Exclusivity Terms in Zero Hours Contracts (Redress) Regulations 2015

Exclusivity terms in zero hours contracts have been a hotly debated topic for several years. In May 2015, the UK government introduced the Exclusivity Terms in Zero Hours Contracts (Redress) Regulations 2015, which aimed to protect workers who were being unfairly treated by their employers.

Zero hours contracts are employment agreements which do not guarantee any set number of working hours, or any particular hours of work. They may be ideal for some workers who want flexibility and the ability to work around other commitments, but they can also be problematic.

Exclusivity clauses in these types of contracts prevent workers from seeking additional employment elsewhere. If a worker were to breach this condition, they could face disciplinary action or even termination of their employment. This restriction could be particularly detrimental to those workers who rely on zero hours contracts as their only source of income.

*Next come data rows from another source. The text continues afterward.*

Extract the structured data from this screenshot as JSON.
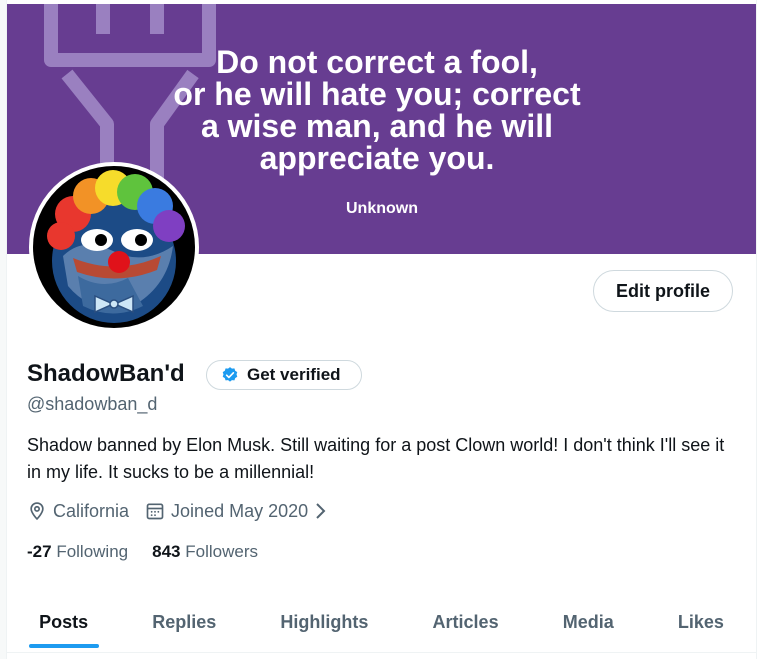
{
  "banner": {
    "quote": "Do not correct a fool,\nor he will hate you; correct\na wise man, and he will\nappreciate you.",
    "author": "Unknown",
    "color": "#673d91"
  },
  "profile": {
    "display_name": "ShadowBan'd",
    "verify_label": "Get verified",
    "handle": "@shadowban_d",
    "bio": "Shadow banned by Elon Musk. Still waiting for a post Clown world! I don't think I'll see it in my life. It sucks to be a millennial!",
    "location": "California",
    "joined": "Joined May 2020",
    "following_count": "-27",
    "following_label": "Following",
    "followers_count": "843",
    "followers_label": "Followers"
  },
  "actions": {
    "edit_profile": "Edit profile"
  },
  "tabs": [
    {
      "label": "Posts",
      "active": true
    },
    {
      "label": "Replies"
    },
    {
      "label": "Highlights"
    },
    {
      "label": "Articles"
    },
    {
      "label": "Media"
    },
    {
      "label": "Likes"
    }
  ],
  "colors": {
    "accent": "#1d9bf0",
    "muted": "#536471",
    "text": "#0f1419"
  }
}
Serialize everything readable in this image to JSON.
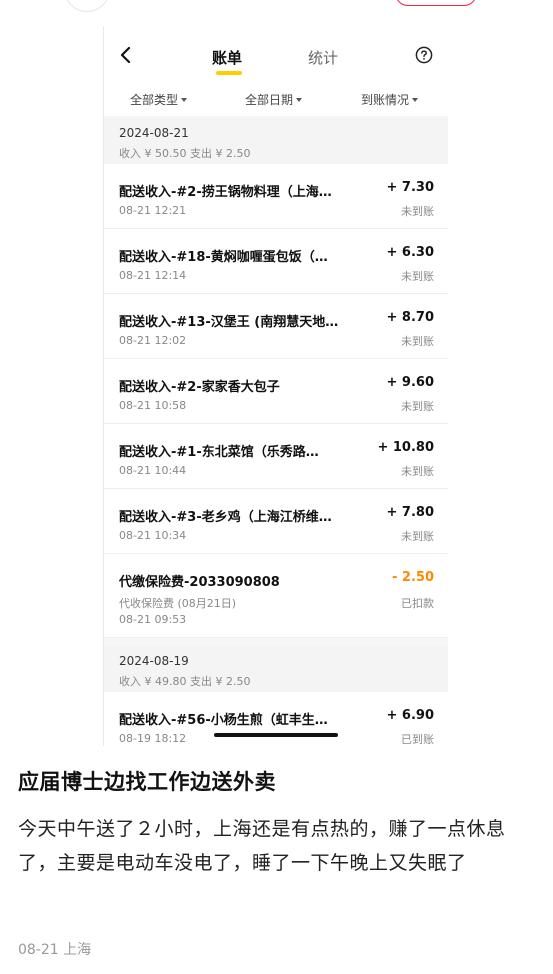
{
  "nav": {
    "tab_bill": "账单",
    "tab_stats": "统计",
    "back_icon": "chevron-left-icon",
    "help_icon": "question-circle-icon",
    "accent": "#ffcc00"
  },
  "filters": {
    "type": "全部类型",
    "date": "全部日期",
    "arrival": "到账情况"
  },
  "groups": [
    {
      "date": "2024-08-21",
      "summary": "收入 ¥ 50.50 支出 ¥ 2.50"
    },
    {
      "date": "2024-08-19",
      "summary": "收入 ¥ 49.80 支出 ¥ 2.50"
    }
  ],
  "rows": [
    {
      "title": "配送收入-#2-捞王锅物料理（上海…",
      "time": "08-21 12:21",
      "amount": "+ 7.30",
      "status": "未到账"
    },
    {
      "title": "配送收入-#18-黄焖咖喱蛋包饭（…",
      "time": "08-21 12:14",
      "amount": "+ 6.30",
      "status": "未到账"
    },
    {
      "title": "配送收入-#13-汉堡王 (南翔慧天地…",
      "time": "08-21 12:02",
      "amount": "+ 8.70",
      "status": "未到账"
    },
    {
      "title": "配送收入-#2-家家香大包子",
      "time": "08-21 10:58",
      "amount": "+ 9.60",
      "status": "未到账"
    },
    {
      "title": "配送收入-#1-东北菜馆（乐秀路…",
      "time": "08-21 10:44",
      "amount": "+ 10.80",
      "status": "未到账"
    },
    {
      "title": "配送收入-#3-老乡鸡（上海江桥维…",
      "time": "08-21 10:34",
      "amount": "+ 7.80",
      "status": "未到账"
    },
    {
      "title": "代缴保险费-2033090808",
      "note": "代收保险费 (08月21日)",
      "time": "08-21 09:53",
      "amount": "- 2.50",
      "status": "已扣款",
      "amount_color": "#ff8a00"
    },
    {
      "title": "配送收入-#56-小杨生煎（虹丰生…",
      "time": "08-19 18:12",
      "amount": "+ 6.90",
      "status": "已到账"
    }
  ],
  "post": {
    "title": "应届博士边找工作边送外卖",
    "body": "今天中午送了２小时，上海还是有点热的，赚了一点休息了，主要是电动车没电了，睡了一下午晚上又失眠了",
    "meta": "08-21 上海"
  }
}
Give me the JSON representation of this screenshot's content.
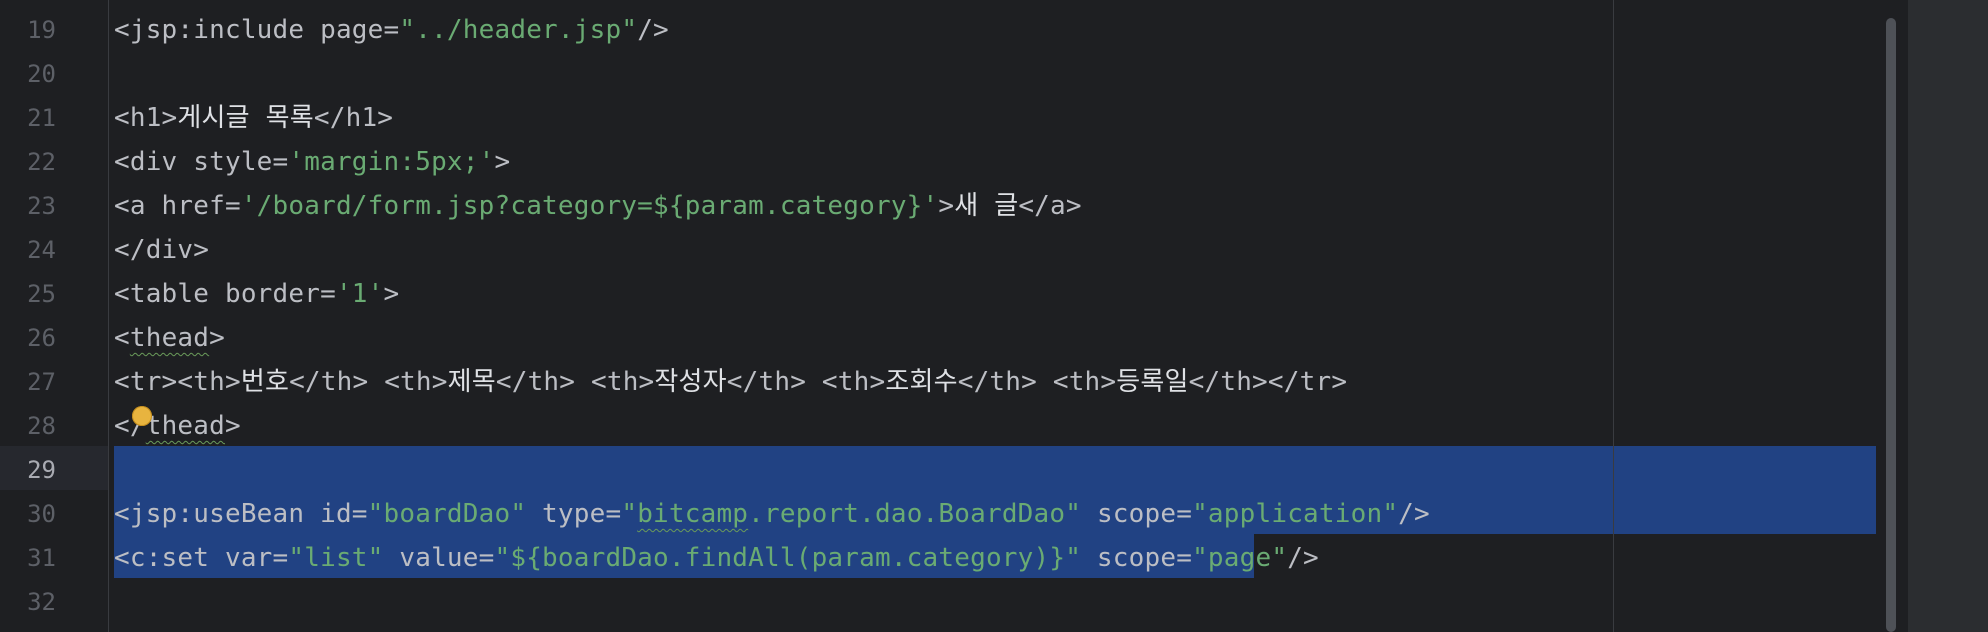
{
  "editor": {
    "line_numbers": [
      "19",
      "20",
      "21",
      "22",
      "23",
      "24",
      "25",
      "26",
      "27",
      "28",
      "29",
      "30",
      "31",
      "32"
    ],
    "current_line": "29",
    "lines": [
      [
        {
          "t": "<jsp:include page=",
          "c": "tag"
        },
        {
          "t": "\"../header.jsp\"",
          "c": "str"
        },
        {
          "t": "/>",
          "c": "tag"
        }
      ],
      [],
      [
        {
          "t": "<h1>",
          "c": "tag"
        },
        {
          "t": "게시글 목록",
          "c": "hangul"
        },
        {
          "t": "</h1>",
          "c": "tag"
        }
      ],
      [
        {
          "t": "<div style=",
          "c": "tag"
        },
        {
          "t": "'margin:5px;'",
          "c": "str"
        },
        {
          "t": ">",
          "c": "tag"
        }
      ],
      [
        {
          "t": "<a href=",
          "c": "tag"
        },
        {
          "t": "'/board/form.jsp?category=${param.category}'",
          "c": "str"
        },
        {
          "t": ">",
          "c": "tag"
        },
        {
          "t": "새 글",
          "c": "hangul"
        },
        {
          "t": "</a>",
          "c": "tag"
        }
      ],
      [
        {
          "t": "</div>",
          "c": "tag"
        }
      ],
      [
        {
          "t": "<table border=",
          "c": "tag"
        },
        {
          "t": "'1'",
          "c": "str"
        },
        {
          "t": ">",
          "c": "tag"
        }
      ],
      [
        {
          "t": "<",
          "c": "tag"
        },
        {
          "t": "thead",
          "c": "tag squiggle"
        },
        {
          "t": ">",
          "c": "tag"
        }
      ],
      [
        {
          "t": "<tr><th>",
          "c": "tag"
        },
        {
          "t": "번호",
          "c": "hangul"
        },
        {
          "t": "</th> <th>",
          "c": "tag"
        },
        {
          "t": "제목",
          "c": "hangul"
        },
        {
          "t": "</th> <th>",
          "c": "tag"
        },
        {
          "t": "작성자",
          "c": "hangul"
        },
        {
          "t": "</th> <th>",
          "c": "tag"
        },
        {
          "t": "조회수",
          "c": "hangul"
        },
        {
          "t": "</th> <th>",
          "c": "tag"
        },
        {
          "t": "등록일",
          "c": "hangul"
        },
        {
          "t": "</th></tr>",
          "c": "tag"
        }
      ],
      [
        {
          "t": "</",
          "c": "tag"
        },
        {
          "t": "thead",
          "c": "tag squiggle"
        },
        {
          "t": ">",
          "c": "tag"
        }
      ],
      [],
      [
        {
          "t": "<jsp:useBean id=",
          "c": "tag"
        },
        {
          "t": "\"boardDao\"",
          "c": "str"
        },
        {
          "t": " type=",
          "c": "tag"
        },
        {
          "t": "\"",
          "c": "str"
        },
        {
          "t": "bitcamp",
          "c": "str squiggle"
        },
        {
          "t": ".report.dao.BoardDao\"",
          "c": "str"
        },
        {
          "t": " scope=",
          "c": "tag"
        },
        {
          "t": "\"application\"",
          "c": "str"
        },
        {
          "t": "/>",
          "c": "tag"
        }
      ],
      [
        {
          "t": "<c:set var=",
          "c": "tag"
        },
        {
          "t": "\"list\"",
          "c": "str"
        },
        {
          "t": " value=",
          "c": "tag"
        },
        {
          "t": "\"${boardDao.findAll(param.category)}\"",
          "c": "str"
        },
        {
          "t": " scope=",
          "c": "tag"
        },
        {
          "t": "\"page\"",
          "c": "str"
        },
        {
          "t": "/>",
          "c": "tag"
        }
      ],
      []
    ]
  },
  "colors": {
    "background": "#1e1f22",
    "selection": "#214283",
    "string": "#6aab73",
    "text": "#bcbec4",
    "line_number": "#5d6067"
  },
  "icons": {
    "intention": "lightbulb-icon"
  }
}
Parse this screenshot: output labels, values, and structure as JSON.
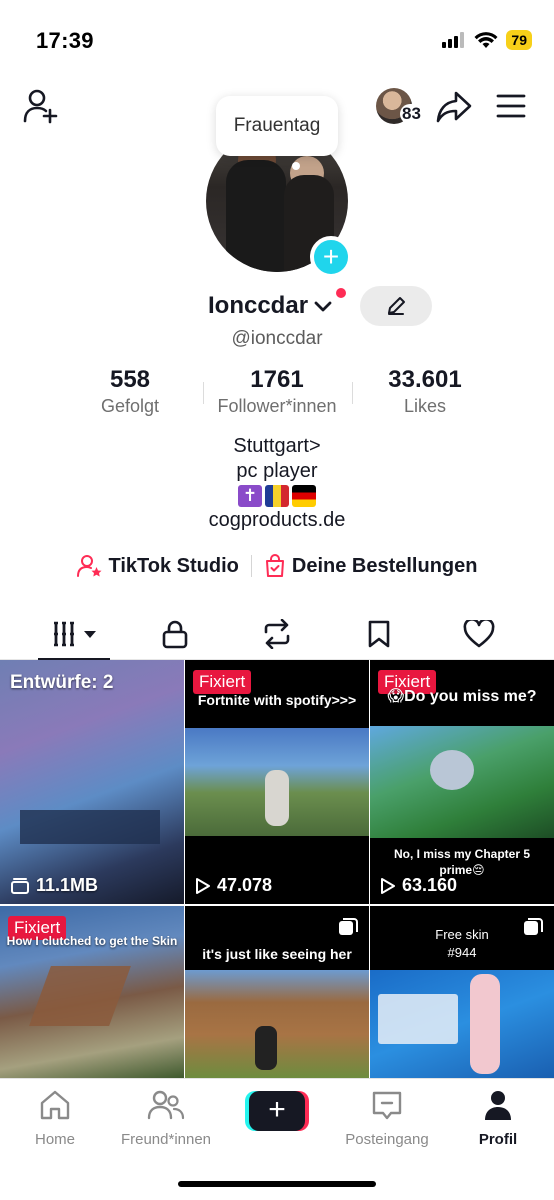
{
  "status_bar": {
    "time": "17:39",
    "battery": "79"
  },
  "topbar": {
    "avatar_count": "83"
  },
  "profile": {
    "tooltip": "Frauentag",
    "username": "Ionccdar",
    "handle": "@ionccdar"
  },
  "stats": [
    {
      "value": "558",
      "label": "Gefolgt"
    },
    {
      "value": "1761",
      "label": "Follower*innen"
    },
    {
      "value": "33.601",
      "label": "Likes"
    }
  ],
  "bio": {
    "line1": "Stuttgart>",
    "line2": "pc player",
    "link": "cogproducts.de"
  },
  "links": {
    "studio": "TikTok Studio",
    "orders": "Deine Bestellungen"
  },
  "grid": {
    "drafts": "Entwürfe: 2",
    "draft_size": "11.1MB",
    "pinned_label": "Fixiert",
    "v2_caption": "Fortnite with spotify>>>",
    "v2_views": "47.078",
    "v3_caption": "😱Do you miss me?",
    "v3_subcaption": "No, I miss my Chapter 5 prime😔",
    "v3_views": "63.160",
    "v4_caption": "How I clutched to get the Skin",
    "v5_caption": "it's just like seeing her",
    "v6_caption_1": "Free skin",
    "v6_caption_2": "#944"
  },
  "nav": {
    "home": "Home",
    "friends": "Freund*innen",
    "create": "+",
    "inbox": "Posteingang",
    "profile": "Profil"
  },
  "colors": {
    "accent_red": "#fe2c55",
    "accent_cyan": "#25f4ee",
    "pin_red": "#e8173f",
    "battery_yellow": "#f7d019"
  }
}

The Exclusivity Terms in Zero Hours Contracts (Redress) Regulations 2015 make it illegal for employers to include exclusivity clauses in zero hours contracts. This means that workers can now seek additional employment without fear of retribution from their employer.

Under these regulations, workers who believe that their employer has breached the terms can seek redress through an employment tribunal. This can result in the employer being ordered to pay compensation to the worker.

The 2015 regulations have had a significant impact on workers on zero hours contracts. Prior to their introduction, there were reports of workers being unfairly treated by employers who used exclusivity clauses to limit their opportunities for additional work. The new regulations have provided a level of protection for those workers who were previously vulnerable to such practices.

However, it is worth noting that the regulations do not provide a complete solution to the problems associated with zero hours contracts. Some employers may still try to avoid their responsibilities by using other methods to limit their workers` opportunities for additional work.

Overall, the Exclusivity Terms in Zero Hours Contracts (Redress) Regulations 2015 are a positive step in improving the rights of workers on zero hours contracts. They provide an avenue for redress for those who are unfairly treated by their employers and send a message that exclusivity clauses are unacceptable in modern employment practices.